Top of Records for processing
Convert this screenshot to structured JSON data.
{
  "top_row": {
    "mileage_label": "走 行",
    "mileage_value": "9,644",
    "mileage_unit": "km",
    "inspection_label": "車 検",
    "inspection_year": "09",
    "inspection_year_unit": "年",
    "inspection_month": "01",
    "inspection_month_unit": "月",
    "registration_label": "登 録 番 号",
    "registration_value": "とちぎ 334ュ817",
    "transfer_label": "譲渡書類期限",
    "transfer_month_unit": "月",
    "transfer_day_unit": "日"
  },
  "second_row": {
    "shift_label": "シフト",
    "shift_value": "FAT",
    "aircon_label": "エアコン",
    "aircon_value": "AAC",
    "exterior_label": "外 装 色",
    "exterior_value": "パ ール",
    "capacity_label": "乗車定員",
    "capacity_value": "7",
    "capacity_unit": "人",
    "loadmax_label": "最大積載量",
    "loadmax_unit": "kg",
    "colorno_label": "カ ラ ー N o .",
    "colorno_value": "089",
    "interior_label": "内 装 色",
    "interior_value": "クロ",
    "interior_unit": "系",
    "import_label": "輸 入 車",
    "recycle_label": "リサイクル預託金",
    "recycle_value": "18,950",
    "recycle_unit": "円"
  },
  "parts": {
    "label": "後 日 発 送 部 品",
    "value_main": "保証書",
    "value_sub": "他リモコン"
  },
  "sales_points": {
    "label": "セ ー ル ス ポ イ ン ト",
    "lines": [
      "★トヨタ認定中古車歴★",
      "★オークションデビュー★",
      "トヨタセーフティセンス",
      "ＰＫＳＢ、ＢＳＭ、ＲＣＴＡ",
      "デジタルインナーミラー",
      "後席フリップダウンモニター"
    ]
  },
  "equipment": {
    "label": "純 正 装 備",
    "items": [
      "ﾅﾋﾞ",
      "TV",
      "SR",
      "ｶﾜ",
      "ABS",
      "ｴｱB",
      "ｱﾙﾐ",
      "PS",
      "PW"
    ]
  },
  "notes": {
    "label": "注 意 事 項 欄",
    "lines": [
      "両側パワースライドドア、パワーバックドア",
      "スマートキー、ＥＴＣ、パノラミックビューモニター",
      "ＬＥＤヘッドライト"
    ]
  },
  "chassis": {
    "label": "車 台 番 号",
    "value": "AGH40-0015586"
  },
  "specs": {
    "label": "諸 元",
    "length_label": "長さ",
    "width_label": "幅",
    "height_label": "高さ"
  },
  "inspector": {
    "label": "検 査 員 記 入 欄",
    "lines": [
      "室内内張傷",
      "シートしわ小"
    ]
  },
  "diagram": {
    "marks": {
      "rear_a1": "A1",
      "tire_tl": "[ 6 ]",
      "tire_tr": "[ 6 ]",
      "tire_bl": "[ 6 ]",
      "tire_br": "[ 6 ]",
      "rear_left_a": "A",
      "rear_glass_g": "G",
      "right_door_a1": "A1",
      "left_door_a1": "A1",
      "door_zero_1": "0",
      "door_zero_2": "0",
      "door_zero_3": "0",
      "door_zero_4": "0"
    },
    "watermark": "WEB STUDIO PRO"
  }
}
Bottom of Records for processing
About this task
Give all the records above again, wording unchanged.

Output for this task
Convert this screenshot to structured JSON data.
{
  "top_row": {
    "mileage_label": "走 行",
    "mileage_value": "9,644",
    "mileage_unit": "km",
    "inspection_label": "車 検",
    "inspection_year": "09",
    "inspection_year_unit": "年",
    "inspection_month": "01",
    "inspection_month_unit": "月",
    "registration_label": "登 録 番 号",
    "registration_value": "とちぎ 334ュ817",
    "transfer_label": "譲渡書類期限",
    "transfer_month_unit": "月",
    "transfer_day_unit": "日"
  },
  "second_row": {
    "shift_label": "シフト",
    "shift_value": "FAT",
    "aircon_label": "エアコン",
    "aircon_value": "AAC",
    "exterior_label": "外 装 色",
    "exterior_value": "パ ール",
    "capacity_label": "乗車定員",
    "capacity_value": "7",
    "capacity_unit": "人",
    "loadmax_label": "最大積載量",
    "loadmax_unit": "kg",
    "colorno_label": "カ ラ ー N o .",
    "colorno_value": "089",
    "interior_label": "内 装 色",
    "interior_value": "クロ",
    "interior_unit": "系",
    "import_label": "輸 入 車",
    "recycle_label": "リサイクル預託金",
    "recycle_value": "18,950",
    "recycle_unit": "円"
  },
  "parts": {
    "label": "後 日 発 送 部 品",
    "value_main": "保証書",
    "value_sub": "他リモコン"
  },
  "sales_points": {
    "label": "セ ー ル ス ポ イ ン ト",
    "lines": [
      "★トヨタ認定中古車歴★",
      "★オークションデビュー★",
      "トヨタセーフティセンス",
      "ＰＫＳＢ、ＢＳＭ、ＲＣＴＡ",
      "デジタルインナーミラー",
      "後席フリップダウンモニター"
    ]
  },
  "equipment": {
    "label": "純 正 装 備",
    "items": [
      "ﾅﾋﾞ",
      "TV",
      "SR",
      "ｶﾜ",
      "ABS",
      "ｴｱB",
      "ｱﾙﾐ",
      "PS",
      "PW"
    ]
  },
  "notes": {
    "label": "注 意 事 項 欄",
    "lines": [
      "両側パワースライドドア、パワーバックドア",
      "スマートキー、ＥＴＣ、パノラミックビューモニター",
      "ＬＥＤヘッドライト"
    ]
  },
  "chassis": {
    "label": "車 台 番 号",
    "value": "AGH40-0015586"
  },
  "specs": {
    "label": "諸 元",
    "length_label": "長さ",
    "width_label": "幅",
    "height_label": "高さ"
  },
  "inspector": {
    "label": "検 査 員 記 入 欄",
    "lines": [
      "室内内張傷",
      "シートしわ小"
    ]
  },
  "diagram": {
    "marks": {
      "rear_a1": "A1",
      "tire_tl": "[ 6 ]",
      "tire_tr": "[ 6 ]",
      "tire_bl": "[ 6 ]",
      "tire_br": "[ 6 ]",
      "rear_left_a": "A",
      "rear_glass_g": "G",
      "right_door_a1": "A1",
      "left_door_a1": "A1",
      "door_zero_1": "0",
      "door_zero_2": "0",
      "door_zero_3": "0",
      "door_zero_4": "0"
    },
    "watermark": "WEB STUDIO PRO"
  }
}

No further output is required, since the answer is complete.